• _ASSIGNMENT_: One line at a time, check the entries below for the word "meta", and copy each line that has it.

(Data records for software interfaces)

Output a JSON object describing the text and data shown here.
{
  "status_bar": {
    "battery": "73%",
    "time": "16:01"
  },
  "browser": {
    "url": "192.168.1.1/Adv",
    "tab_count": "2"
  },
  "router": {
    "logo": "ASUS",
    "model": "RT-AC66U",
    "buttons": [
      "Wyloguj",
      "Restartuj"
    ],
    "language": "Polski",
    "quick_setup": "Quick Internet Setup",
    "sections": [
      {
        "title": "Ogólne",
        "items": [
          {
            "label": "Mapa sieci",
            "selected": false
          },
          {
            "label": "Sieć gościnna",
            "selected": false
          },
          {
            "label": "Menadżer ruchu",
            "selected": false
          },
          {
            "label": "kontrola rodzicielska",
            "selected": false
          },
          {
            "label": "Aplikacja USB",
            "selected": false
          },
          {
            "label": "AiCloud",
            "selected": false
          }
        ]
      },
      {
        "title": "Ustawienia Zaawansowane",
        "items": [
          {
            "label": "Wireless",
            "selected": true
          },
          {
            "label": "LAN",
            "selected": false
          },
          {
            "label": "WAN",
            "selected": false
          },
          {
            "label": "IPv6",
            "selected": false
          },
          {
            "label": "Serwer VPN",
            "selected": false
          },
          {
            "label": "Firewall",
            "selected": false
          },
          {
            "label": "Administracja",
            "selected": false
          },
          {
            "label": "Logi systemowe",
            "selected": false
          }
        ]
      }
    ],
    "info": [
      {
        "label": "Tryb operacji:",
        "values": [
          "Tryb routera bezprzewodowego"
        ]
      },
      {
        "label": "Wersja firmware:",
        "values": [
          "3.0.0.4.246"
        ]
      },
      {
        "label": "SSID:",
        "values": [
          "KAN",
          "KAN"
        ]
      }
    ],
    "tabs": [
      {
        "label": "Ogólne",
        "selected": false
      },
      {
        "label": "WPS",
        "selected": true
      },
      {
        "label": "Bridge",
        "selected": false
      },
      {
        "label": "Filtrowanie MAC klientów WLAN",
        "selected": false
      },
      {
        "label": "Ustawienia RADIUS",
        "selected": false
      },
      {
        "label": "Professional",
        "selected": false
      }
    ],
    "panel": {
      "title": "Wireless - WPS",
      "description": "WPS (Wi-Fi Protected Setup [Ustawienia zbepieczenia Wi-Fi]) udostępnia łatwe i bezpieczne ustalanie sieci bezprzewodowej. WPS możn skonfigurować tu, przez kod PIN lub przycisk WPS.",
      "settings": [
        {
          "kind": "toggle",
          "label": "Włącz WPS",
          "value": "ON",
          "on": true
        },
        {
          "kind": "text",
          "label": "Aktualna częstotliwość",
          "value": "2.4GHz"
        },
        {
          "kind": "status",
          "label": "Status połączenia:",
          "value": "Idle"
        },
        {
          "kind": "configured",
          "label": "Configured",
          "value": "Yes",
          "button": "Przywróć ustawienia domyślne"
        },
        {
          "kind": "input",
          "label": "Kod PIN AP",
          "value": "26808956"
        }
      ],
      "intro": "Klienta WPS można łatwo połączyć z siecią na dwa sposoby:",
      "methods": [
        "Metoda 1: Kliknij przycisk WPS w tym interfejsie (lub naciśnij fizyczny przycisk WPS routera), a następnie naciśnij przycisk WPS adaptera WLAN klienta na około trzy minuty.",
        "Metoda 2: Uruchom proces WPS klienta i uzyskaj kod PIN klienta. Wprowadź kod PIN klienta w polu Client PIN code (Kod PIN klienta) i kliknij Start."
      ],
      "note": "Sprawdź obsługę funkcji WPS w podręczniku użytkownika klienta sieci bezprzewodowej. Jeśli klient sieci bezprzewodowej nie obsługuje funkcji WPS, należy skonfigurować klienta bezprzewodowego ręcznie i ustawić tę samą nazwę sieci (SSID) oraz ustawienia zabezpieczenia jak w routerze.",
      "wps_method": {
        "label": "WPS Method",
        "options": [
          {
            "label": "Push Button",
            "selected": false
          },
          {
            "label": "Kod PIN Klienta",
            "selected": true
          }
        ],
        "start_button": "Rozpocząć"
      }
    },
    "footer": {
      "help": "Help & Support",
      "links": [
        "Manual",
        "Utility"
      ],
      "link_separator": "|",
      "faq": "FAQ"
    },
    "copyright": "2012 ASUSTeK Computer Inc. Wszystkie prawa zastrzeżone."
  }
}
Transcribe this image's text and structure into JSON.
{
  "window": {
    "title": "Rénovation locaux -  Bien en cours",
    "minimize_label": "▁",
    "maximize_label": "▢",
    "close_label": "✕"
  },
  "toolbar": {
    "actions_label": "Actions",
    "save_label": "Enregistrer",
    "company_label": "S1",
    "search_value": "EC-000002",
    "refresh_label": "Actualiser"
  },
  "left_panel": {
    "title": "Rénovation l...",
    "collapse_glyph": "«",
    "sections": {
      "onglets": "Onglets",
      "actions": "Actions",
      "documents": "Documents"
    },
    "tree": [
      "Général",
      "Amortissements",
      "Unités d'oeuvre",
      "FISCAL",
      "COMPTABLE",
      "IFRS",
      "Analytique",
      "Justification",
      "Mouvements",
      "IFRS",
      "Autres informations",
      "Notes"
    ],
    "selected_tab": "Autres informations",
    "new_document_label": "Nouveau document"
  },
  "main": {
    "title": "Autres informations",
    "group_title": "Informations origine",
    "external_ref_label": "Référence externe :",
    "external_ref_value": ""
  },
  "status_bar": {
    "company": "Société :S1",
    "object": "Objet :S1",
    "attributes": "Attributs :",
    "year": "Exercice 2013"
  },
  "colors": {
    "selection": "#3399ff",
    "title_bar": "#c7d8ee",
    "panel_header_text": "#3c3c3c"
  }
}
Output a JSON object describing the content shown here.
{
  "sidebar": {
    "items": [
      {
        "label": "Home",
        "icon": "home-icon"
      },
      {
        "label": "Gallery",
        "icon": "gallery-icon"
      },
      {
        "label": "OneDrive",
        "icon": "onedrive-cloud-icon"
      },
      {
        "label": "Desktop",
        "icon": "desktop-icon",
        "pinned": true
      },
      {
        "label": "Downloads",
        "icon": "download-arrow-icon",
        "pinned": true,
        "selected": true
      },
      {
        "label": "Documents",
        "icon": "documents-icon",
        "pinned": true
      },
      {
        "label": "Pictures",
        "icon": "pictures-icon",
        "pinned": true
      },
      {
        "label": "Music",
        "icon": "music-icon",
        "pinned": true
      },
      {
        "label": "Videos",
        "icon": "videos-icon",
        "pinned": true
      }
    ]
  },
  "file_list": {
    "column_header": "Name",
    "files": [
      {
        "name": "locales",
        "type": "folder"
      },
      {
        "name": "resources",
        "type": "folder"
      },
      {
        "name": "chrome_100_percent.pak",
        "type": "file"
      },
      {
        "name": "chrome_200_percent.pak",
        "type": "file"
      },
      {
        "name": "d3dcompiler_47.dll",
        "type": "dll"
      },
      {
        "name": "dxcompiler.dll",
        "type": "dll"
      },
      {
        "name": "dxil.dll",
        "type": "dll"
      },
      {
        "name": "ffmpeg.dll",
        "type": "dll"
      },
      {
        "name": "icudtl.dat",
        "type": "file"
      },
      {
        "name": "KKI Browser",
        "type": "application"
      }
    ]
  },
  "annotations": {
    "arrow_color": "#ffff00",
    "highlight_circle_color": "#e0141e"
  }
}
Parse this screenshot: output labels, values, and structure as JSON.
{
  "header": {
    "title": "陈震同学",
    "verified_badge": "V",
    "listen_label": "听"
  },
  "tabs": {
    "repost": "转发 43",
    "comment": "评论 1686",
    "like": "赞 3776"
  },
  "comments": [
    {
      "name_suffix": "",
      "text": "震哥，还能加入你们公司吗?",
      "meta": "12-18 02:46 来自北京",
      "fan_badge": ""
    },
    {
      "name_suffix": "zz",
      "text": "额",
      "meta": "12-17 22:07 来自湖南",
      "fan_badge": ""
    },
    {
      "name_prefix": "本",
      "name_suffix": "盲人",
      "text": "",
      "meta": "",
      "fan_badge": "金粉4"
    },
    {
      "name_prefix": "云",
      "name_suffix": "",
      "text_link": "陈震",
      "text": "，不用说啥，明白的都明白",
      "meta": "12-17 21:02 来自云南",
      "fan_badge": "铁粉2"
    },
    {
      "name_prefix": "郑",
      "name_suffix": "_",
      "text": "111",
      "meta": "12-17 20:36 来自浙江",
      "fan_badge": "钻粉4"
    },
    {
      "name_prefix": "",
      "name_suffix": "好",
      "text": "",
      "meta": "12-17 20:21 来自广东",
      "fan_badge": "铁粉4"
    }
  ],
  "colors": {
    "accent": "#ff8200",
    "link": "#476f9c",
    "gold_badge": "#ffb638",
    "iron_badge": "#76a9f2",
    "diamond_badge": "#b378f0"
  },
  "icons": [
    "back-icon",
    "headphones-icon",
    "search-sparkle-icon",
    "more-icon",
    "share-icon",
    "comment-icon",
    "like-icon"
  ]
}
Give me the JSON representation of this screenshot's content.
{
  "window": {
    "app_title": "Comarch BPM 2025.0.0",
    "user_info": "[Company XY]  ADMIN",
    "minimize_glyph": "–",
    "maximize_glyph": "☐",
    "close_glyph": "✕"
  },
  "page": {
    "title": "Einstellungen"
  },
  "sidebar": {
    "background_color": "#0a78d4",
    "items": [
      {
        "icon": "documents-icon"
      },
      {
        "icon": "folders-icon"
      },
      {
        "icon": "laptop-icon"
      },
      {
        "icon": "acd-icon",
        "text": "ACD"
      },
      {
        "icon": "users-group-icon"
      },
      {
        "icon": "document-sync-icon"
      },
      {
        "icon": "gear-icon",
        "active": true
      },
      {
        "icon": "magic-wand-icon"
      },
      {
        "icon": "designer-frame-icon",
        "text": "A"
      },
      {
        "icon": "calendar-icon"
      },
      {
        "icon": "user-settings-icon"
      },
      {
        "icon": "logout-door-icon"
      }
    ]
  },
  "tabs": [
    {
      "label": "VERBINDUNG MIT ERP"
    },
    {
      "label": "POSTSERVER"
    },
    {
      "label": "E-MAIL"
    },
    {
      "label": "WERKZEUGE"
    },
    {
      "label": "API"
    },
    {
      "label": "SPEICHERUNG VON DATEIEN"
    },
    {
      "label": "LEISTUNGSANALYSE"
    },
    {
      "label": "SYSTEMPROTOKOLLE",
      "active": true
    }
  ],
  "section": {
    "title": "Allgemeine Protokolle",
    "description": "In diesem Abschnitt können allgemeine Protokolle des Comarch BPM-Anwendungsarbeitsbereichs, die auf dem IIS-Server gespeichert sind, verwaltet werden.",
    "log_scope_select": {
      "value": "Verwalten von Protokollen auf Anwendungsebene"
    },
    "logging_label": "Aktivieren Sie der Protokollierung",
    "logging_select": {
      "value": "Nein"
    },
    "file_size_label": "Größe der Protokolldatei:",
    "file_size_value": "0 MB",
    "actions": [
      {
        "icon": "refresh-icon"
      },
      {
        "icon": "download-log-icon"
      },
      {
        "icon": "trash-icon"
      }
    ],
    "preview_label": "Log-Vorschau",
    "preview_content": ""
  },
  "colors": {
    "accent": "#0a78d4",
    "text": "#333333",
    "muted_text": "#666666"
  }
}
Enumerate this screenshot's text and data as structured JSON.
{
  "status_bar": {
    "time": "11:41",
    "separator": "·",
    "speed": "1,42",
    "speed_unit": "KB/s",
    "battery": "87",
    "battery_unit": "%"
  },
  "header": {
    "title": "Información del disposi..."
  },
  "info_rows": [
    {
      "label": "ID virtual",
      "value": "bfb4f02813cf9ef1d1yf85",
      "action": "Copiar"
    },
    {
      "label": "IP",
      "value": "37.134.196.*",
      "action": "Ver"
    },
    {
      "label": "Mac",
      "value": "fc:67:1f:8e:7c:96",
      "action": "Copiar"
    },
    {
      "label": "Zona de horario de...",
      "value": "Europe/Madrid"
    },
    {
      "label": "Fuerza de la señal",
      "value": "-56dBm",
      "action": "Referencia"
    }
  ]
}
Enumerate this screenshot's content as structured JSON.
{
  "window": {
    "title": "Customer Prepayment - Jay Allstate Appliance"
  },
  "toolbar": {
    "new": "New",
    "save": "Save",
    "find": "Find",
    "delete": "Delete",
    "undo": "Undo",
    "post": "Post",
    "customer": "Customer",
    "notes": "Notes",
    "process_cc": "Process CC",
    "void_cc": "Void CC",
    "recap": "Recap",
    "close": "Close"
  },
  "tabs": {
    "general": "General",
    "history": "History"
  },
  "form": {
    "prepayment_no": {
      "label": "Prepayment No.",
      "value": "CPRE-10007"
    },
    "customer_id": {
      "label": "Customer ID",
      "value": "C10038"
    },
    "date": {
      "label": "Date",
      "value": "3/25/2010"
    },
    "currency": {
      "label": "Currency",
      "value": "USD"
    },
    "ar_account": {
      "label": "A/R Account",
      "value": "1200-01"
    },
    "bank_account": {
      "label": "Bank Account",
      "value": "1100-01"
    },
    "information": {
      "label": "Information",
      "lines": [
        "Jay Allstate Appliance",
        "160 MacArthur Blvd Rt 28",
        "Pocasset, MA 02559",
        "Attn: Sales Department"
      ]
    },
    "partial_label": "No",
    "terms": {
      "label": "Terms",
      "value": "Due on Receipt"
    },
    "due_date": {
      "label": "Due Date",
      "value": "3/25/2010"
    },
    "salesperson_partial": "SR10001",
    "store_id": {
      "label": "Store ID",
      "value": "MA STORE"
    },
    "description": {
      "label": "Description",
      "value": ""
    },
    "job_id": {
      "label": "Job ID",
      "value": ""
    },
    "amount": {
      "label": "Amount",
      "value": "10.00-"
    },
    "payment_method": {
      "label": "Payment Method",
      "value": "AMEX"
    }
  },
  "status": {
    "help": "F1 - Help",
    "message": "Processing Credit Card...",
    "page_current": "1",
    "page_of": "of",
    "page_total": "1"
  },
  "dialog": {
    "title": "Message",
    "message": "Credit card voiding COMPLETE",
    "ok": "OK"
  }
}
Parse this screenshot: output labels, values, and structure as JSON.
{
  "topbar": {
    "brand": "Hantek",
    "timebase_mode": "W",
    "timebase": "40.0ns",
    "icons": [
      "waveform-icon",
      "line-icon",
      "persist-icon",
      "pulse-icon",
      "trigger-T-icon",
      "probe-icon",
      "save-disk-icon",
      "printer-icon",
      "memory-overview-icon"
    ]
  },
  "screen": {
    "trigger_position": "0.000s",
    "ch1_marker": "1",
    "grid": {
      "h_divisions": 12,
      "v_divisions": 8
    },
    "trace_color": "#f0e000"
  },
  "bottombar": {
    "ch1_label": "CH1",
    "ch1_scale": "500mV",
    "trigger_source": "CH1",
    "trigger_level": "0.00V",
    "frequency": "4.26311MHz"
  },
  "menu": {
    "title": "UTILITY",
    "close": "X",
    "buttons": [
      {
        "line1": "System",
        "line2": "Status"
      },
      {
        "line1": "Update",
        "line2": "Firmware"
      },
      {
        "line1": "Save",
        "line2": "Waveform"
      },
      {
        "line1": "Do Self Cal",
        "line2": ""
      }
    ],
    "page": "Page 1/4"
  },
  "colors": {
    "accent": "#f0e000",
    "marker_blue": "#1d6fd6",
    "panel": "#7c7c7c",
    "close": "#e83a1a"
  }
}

• _EXERCISE OUTPUT_:
      "meta": "12-18 02:46 来自北京",
      "meta": "12-17 22:07 来自湖南",
      "meta": "",
      "meta": "12-17 21:02 来自云南",
      "meta": "12-17 20:36 来自浙江",
      "meta": "12-17 20:21 来自广东",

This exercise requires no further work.